Spent a few hours on the boardwalk in Seaside Heights, NJ, this weekend. I'd been there once before (loooong before MTV brought the Jersey Shore peeps there), and I wanted to go back to take a few pix before someone decides to fix it up.

And, I really wanted to play Skee-Ball!

When we had boardwalk vacations as a kid, I used to play this game a lot, too. Sorta like gambling, but with rubber balls, gravity, and lots of bouncing.

We stopped in Berkeley's Sweet Shop, which dates to the earlier part of the last century. Picked up my Eastertime must-have--chocolate peanut butter eggs--but they were only kind of OK (they need a little salt, in my opinion) BUT, the crazy Easter chocolate was worth the stop:

With this trio of crosses, create your own chocolate Golgotha!

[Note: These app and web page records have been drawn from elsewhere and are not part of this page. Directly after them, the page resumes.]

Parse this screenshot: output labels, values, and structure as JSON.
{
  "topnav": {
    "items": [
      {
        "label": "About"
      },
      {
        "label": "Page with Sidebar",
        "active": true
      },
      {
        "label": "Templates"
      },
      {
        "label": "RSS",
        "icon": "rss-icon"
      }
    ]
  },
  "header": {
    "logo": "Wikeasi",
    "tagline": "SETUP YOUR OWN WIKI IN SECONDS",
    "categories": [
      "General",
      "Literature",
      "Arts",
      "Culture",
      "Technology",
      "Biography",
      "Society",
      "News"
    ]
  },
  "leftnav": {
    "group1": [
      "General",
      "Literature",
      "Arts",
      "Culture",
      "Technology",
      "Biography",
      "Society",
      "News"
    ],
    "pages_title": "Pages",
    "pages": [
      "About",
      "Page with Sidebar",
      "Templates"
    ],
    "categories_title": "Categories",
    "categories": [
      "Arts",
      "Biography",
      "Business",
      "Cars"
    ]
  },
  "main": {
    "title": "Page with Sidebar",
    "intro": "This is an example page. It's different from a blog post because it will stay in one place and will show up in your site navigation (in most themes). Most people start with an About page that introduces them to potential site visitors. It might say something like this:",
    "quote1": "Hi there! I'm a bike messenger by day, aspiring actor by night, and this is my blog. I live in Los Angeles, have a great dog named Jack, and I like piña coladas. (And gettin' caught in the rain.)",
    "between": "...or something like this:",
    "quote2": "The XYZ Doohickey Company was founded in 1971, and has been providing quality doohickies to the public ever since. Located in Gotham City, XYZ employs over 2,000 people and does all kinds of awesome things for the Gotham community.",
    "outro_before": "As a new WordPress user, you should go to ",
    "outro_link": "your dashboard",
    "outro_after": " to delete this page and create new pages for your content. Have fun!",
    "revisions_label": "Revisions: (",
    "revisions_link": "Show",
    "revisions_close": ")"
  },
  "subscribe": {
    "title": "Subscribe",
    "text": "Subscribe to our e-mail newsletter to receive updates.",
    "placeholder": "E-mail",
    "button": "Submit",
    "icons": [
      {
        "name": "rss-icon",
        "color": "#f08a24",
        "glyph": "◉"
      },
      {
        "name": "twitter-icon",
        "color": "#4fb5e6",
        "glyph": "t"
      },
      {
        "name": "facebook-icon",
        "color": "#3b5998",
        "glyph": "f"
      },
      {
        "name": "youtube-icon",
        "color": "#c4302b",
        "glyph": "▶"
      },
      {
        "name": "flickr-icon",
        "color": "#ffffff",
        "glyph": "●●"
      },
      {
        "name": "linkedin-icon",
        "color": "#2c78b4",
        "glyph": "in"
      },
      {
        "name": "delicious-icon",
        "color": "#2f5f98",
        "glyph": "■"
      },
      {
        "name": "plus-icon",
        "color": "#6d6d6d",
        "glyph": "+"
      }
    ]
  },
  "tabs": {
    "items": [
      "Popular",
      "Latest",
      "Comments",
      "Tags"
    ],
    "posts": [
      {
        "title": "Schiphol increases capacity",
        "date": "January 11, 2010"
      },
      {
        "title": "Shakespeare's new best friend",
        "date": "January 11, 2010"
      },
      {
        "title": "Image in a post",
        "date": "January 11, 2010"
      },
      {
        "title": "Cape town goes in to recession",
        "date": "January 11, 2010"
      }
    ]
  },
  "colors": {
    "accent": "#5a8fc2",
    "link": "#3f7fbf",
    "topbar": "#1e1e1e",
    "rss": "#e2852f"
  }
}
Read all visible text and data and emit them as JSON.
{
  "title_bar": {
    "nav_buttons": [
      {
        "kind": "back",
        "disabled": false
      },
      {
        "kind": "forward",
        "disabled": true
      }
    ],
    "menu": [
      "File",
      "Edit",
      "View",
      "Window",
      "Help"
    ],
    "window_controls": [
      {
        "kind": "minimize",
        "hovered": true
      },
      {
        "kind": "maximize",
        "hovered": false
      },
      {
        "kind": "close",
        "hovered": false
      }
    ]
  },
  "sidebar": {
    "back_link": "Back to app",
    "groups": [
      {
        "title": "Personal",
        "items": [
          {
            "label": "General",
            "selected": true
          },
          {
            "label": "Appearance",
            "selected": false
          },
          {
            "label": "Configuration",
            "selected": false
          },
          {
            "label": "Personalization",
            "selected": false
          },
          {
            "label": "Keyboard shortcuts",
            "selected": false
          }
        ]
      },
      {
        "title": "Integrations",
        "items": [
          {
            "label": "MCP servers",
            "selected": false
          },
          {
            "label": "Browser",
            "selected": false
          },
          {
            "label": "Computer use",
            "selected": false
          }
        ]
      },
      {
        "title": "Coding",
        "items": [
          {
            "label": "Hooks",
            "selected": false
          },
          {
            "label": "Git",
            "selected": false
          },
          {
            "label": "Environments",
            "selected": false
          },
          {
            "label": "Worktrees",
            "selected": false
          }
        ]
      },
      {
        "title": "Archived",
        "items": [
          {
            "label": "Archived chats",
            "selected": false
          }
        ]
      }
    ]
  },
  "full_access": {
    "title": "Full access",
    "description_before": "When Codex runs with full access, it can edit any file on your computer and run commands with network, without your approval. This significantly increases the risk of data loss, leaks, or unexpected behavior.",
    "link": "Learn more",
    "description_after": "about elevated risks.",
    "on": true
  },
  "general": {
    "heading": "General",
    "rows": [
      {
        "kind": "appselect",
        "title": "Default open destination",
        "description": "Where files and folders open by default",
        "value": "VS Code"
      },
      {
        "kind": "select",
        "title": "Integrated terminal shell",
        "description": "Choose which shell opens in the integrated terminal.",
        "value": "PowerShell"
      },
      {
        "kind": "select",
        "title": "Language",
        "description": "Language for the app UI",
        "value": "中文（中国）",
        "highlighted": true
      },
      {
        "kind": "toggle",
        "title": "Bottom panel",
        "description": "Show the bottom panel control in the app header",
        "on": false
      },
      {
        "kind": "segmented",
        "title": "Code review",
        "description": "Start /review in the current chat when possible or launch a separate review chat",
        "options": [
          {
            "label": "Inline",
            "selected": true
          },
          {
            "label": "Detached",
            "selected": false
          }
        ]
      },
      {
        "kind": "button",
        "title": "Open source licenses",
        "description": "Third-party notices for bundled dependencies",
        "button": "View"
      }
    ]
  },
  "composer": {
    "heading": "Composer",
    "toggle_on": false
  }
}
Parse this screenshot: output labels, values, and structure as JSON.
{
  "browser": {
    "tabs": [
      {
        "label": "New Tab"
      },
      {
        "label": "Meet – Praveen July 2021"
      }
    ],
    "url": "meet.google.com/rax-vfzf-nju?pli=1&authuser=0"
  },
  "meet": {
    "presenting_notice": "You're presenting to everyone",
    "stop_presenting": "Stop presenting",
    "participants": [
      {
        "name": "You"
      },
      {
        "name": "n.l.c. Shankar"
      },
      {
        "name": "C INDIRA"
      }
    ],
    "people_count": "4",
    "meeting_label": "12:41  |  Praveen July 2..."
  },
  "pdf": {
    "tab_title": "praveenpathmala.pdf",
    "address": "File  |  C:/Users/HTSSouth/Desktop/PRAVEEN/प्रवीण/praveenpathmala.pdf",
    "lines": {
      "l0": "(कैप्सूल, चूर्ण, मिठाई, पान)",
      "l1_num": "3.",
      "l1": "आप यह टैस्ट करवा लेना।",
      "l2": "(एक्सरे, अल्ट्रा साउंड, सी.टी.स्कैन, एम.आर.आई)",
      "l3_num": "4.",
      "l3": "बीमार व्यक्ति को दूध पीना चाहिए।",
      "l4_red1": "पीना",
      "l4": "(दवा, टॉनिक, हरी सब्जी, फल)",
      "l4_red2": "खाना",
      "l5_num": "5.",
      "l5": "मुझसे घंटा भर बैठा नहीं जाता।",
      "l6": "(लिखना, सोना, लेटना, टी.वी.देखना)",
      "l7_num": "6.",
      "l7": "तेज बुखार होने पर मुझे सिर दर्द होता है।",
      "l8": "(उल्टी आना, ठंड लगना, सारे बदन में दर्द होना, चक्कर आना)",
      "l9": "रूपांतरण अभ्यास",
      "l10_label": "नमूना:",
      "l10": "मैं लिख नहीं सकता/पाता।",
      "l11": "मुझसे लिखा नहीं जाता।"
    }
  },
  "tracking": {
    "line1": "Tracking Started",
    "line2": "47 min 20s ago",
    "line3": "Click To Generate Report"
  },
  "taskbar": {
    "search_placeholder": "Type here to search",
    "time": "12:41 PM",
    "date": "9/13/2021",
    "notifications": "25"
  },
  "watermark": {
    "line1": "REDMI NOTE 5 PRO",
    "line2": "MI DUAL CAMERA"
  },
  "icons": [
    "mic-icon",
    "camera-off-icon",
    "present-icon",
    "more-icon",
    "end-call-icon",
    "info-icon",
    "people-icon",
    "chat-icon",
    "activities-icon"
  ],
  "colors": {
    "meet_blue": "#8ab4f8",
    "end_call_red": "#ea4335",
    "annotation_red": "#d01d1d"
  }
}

The crazy eyes on just about everything else was...well... Anyone up for a psychotic lost baby chocolate (with a...err...flower on the belly button?)? Or attack kitty?

Hypnotized Easter Bunny heads. I think I'll pick a few up for all of the small children I know.

Stepped into a divey boardwalk bar...

...and saw a biker & a beer.

Wonder if anyone actually wins a "free" ice cream from this crane game...

Street Food: Wafels & Dinges

Finally ran into the much ballyhooed Wafels & Dinges truck parked at Sheridan Square on Friday night, and a combination of no dinner and curiosity led me to the window. I've never been drawn to the whole waffle thing (I guess Eggo kind of killed my perception of waffles when I was a kid), but I'd heard so much about this particular truck, and as Belgian waffles are "the thing," I went for it.

First of all, I wondered "What are dinges?" My imagination landed upon some kind of boat-shaped doughnut-like object that you could fill with whatever... Alas, no. Actually, dinges are the toppings for the waffles. So much for my imagination.

I pondered the list of dinges and decided to try one of the truck's signature combos, a waffle with speculoos and whipped cream (even though the word "speculoos" kind of, well, made me stop for a moment...but it's a spread based on a traditional Belgian spiced cookie). I should've skipped the whipped cream (it was too sweet for me), but the speculoos had a lot of flavor, and the waffle was, well, pretty fantastic. Crispy on the outside, fluffy and chewy on the inside, flavorful, and not overly sweet.

Perhaps the waffle world is worth exploring, especially if one starts in Belgium. I suppose I'll Leggo my nasty Eggo memories and give 'em a chance! (Ow...sorry!)


Bittman Does It Again: Olive Oil Matzo

My response to the invitation to last night's Smith/Blaustein family Seder was: I'll make Bittman's Olive Oil Matzo! The Times had published his article last week, and I thought it looked so easy and delicious, I wanted to try it.

Sure enough, it was super simple. I threw all of the ingredients in my food processor, and--whammo--a few seconds later, a ball of dough! I carried said dough to Jimmy & Dan's (they have a great marble counter that makes rolling things out easy), cut it into 12 pieces, and made little amoeba-shaped matzo. They took longer than the suggested time to bake, but still came out wonderfully.

People seemed to be pleased, so I suppose Bittman's done it again!